These changes have had a double purpose: to erode workers' capacity to improve and defend their terms of employment; and to reduce the political power of the labor bureaucracy so as to make it more amenable to the demands of big business.

In their current election platform, Blueprint, the Tories are proposing a series of further reactionary amendments to the labor code, including making it easier to decertify unions and allowing employers to more actively oppose unionization drives. To pique the union bureaucracy, they also are threatening to legally compel unions to publish the salaries of their top officers.

The Tories are seeking to systematically deprive workers of any means of resisting the dictates of capital. But this does not imply the outright scrapping of the collective bargaining system, which big business, if not necessarily all Tory activists, recognizes serves to deflect and contain worker unrest; nor does it mean the rejection of all collaboration with the union bureaucracy. Last December, Harris joined Buzz Hargrove, the president of the CAW and architect of the unions' campaign in support of the Liberals, in flying to Seattle to meet with Boeing's top executive so as to plead with them to cut US rather than Canadian workers' jobs. Biding the advice of the Globe and Mail the Tories, the traditional voice of Bay Street, in the fall of 1997 backtracked on plans to suspend collective bargaining rights for hundreds of thousands of public sector workers who were being affected by the restructuring of government operations (Bill 136), and choose instead to accept the unions' offer of a bargaining structure that accepted the main premises of the Tory restructuring.

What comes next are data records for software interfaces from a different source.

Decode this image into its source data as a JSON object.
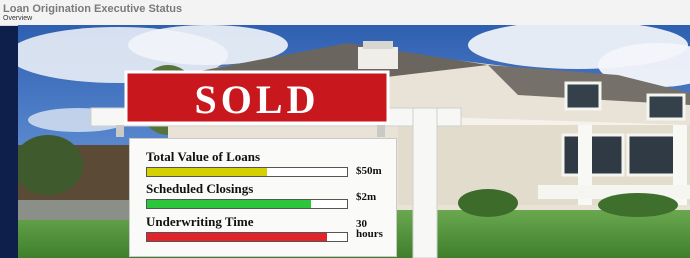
{
  "header": {
    "title": "Loan Origination Executive Status",
    "subtitle": "Overview"
  },
  "sign": {
    "banner": "SOLD",
    "metrics": [
      {
        "label": "Total Value of Loans",
        "value": "$50m",
        "fill": 0.6,
        "color": "#d7d000"
      },
      {
        "label": "Scheduled Closings",
        "value": "$2m",
        "fill": 0.82,
        "color": "#2cc63a"
      },
      {
        "label": "Underwriting Time",
        "value": "30 hours",
        "value_line1": "30",
        "value_line2": "hours",
        "fill": 0.9,
        "color": "#e0242a"
      }
    ]
  }
}
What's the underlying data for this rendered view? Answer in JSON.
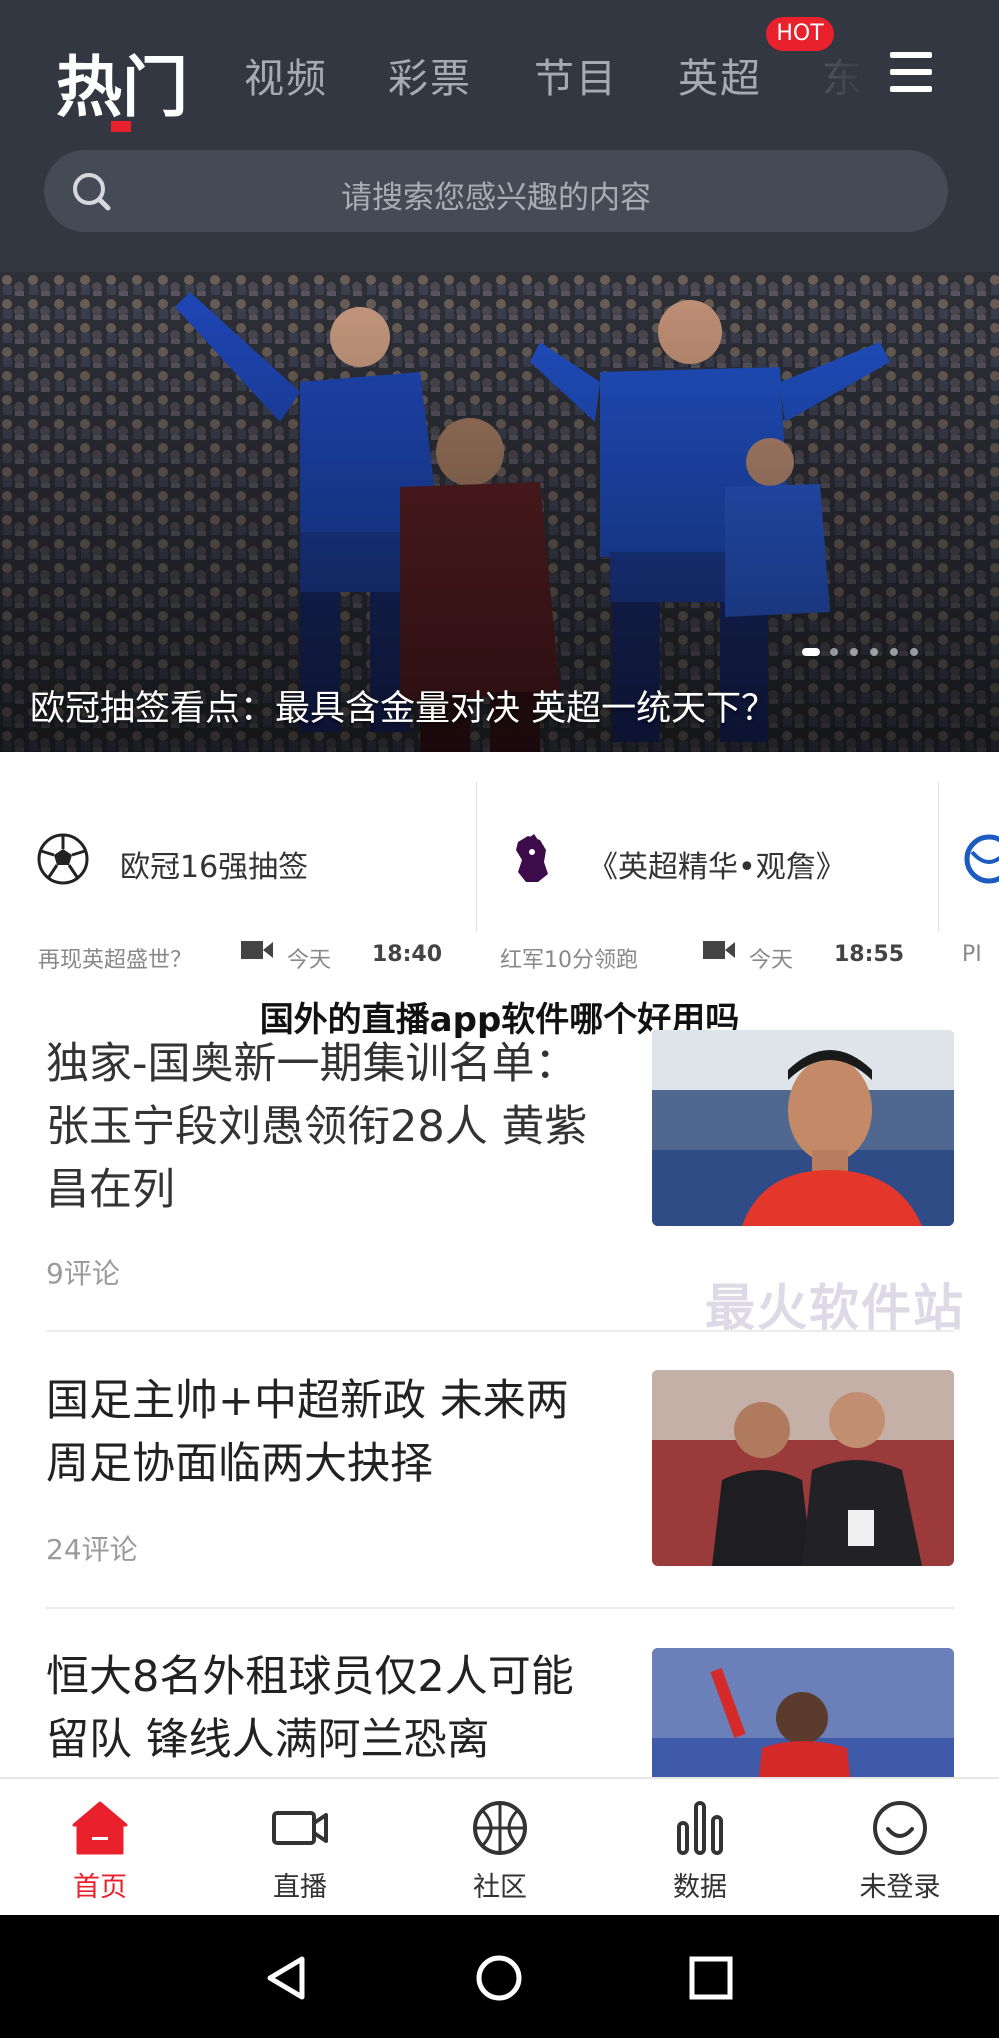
{
  "header": {
    "tabs": [
      {
        "label": "热门",
        "active": true
      },
      {
        "label": "视频"
      },
      {
        "label": "彩票"
      },
      {
        "label": "节目"
      },
      {
        "label": "英超"
      },
      {
        "label": "东"
      }
    ],
    "hot_badge": "HOT",
    "accent_color": "#e8212c",
    "menu_icon": "hamburger-menu-icon"
  },
  "search": {
    "placeholder": "请搜索您感兴趣的内容",
    "icon": "search-icon"
  },
  "banner": {
    "caption": "欧冠抽签看点：最具含金量对决 英超一统天下？",
    "slides_total": 6,
    "active_slide": 1
  },
  "topics": [
    {
      "title": "欧冠16强抽签",
      "icon": "soccer-ball-icon",
      "sub": "再现英超盛世？",
      "day": "今天",
      "time": "18:40"
    },
    {
      "title": "《英超精华•观詹》",
      "icon": "premier-league-lion-icon",
      "sub": "红军10分领跑",
      "day": "今天",
      "time": "18:55"
    },
    {
      "title": "",
      "icon": "globe-logo-icon",
      "sub": "PI",
      "day": "",
      "time": ""
    }
  ],
  "overlay_title": "国外的直播app软件哪个好用吗",
  "watermark_site": "最火软件站",
  "news": [
    {
      "title": "独家-国奥新一期集训名单：张玉宁段刘愚领衔28人 黄紫昌在列",
      "comments": "9评论"
    },
    {
      "title": "国足主帅+中超新政 未来两周足协面临两大抉择",
      "comments": "24评论"
    },
    {
      "title": "恒大8名外租球员仅2人可能留队 锋线人满阿兰恐离",
      "comments": ""
    }
  ],
  "bottom_nav": [
    {
      "label": "首页",
      "icon": "home-icon",
      "active": true
    },
    {
      "label": "直播",
      "icon": "video-camera-icon"
    },
    {
      "label": "社区",
      "icon": "basketball-icon"
    },
    {
      "label": "数据",
      "icon": "bar-chart-icon"
    },
    {
      "label": "未登录",
      "icon": "smiley-face-icon"
    }
  ],
  "system_nav": [
    "back-triangle-icon",
    "home-circle-icon",
    "recents-square-icon"
  ]
}
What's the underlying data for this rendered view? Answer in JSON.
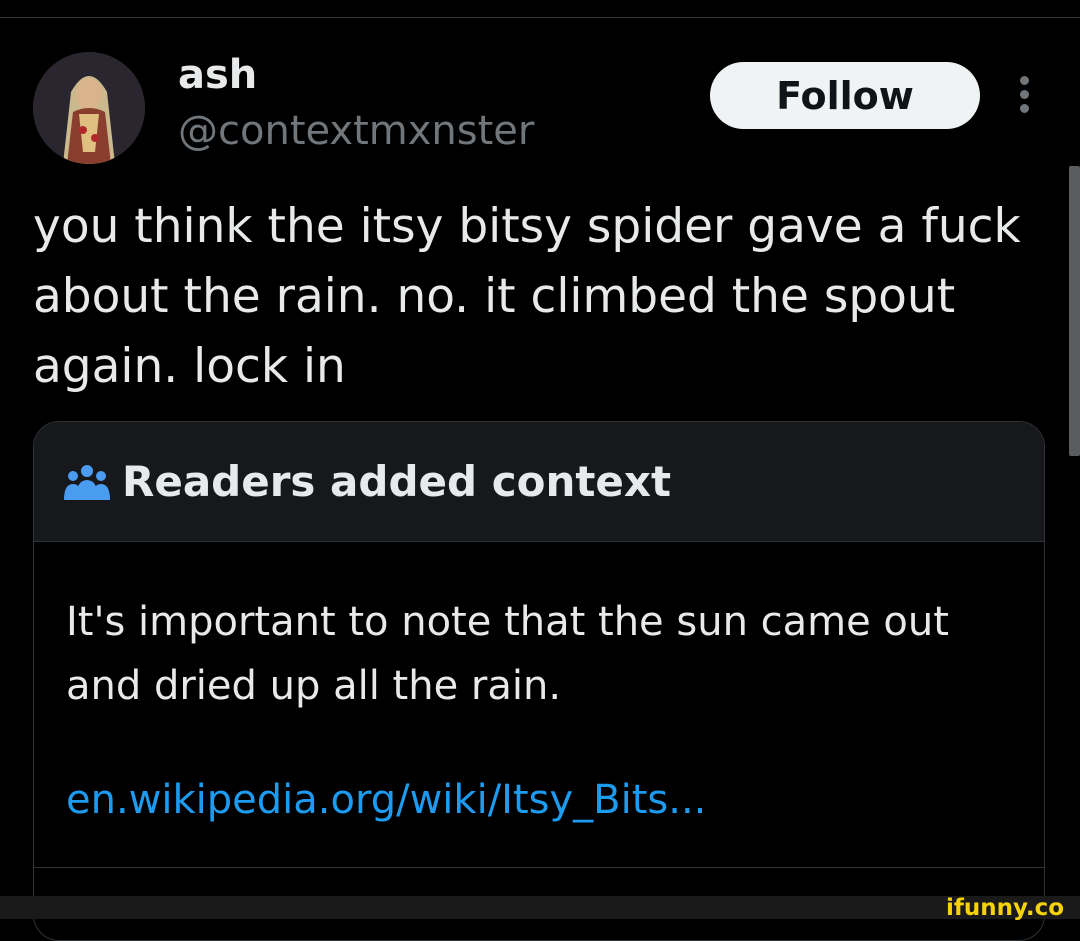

For its part, the union bureaucracy has resisted, but ultimately reconciled itself to the Tory “hard line.” As mass opposition swelled to the Tory government's social spending cuts, the then Ontario Federation of Labour President Gord Wilson ruled out a challenge to the Tory government's “right to govern.” Then, after a mass, overtly political strike of 120,000 teachers had threatened to ignite a mass movement against the Tories, the OFL wound up its campaign of anti-Tory protests altogether.

In his recently published autobiography, Hargrove argues against Harris from the standpoint that his weakening of the union apparatus will ultimately prove harmful to big business. “Unions,” writes Hargrove, “probably prevent more strikes than they precipitate. 3 out of every 4 workers says they don't trust their employer.... Good unions work to defuse that anger.... Unions deflect those damaging and costly forms of workers' resistance (low productivity, absenteeism.) If our critics understood what really goes on behind the labour scenes, they would be thankful that labour leaders are as effective as they are in averting strikes.”

The Toronto Star, Canada's largest circulation and most pro-Liberal newspaper, has repeatedly denounced Harris and his Tories for baiting the “union bosses.” In an editorial entitled “Harris plants seeds of divisive campaign,” The Star declared, “The problem with all this is labour's impotence. The Harris government hasn't had a problem passing one piece of its anti-union agenda in 3 ½ years....

“The unions didn't affect a single comma of the bill stripping school boards of power....

“They couldn't save a nurses' job from Harris knife. A single hospital bed....

“Just as big a problem, in marketing this enemy, is that even under Bob Rae's NDP, the most pro-labour in Ontario's history, union influence was pyrrhic. They could not even make the sanctity of contract prevail.”

What the Star cannot say is that it is the union bureaucracy, along with the social-democratic NDP, that has played the chief role in neutering the mass opposition to the Tory agenda. The Star and other sections of big business are concerned Harris “divisive” tactics are needlessly polarizing the province along class lines and weakening a union leadership that has played the pivotal role in keeping the working class in check.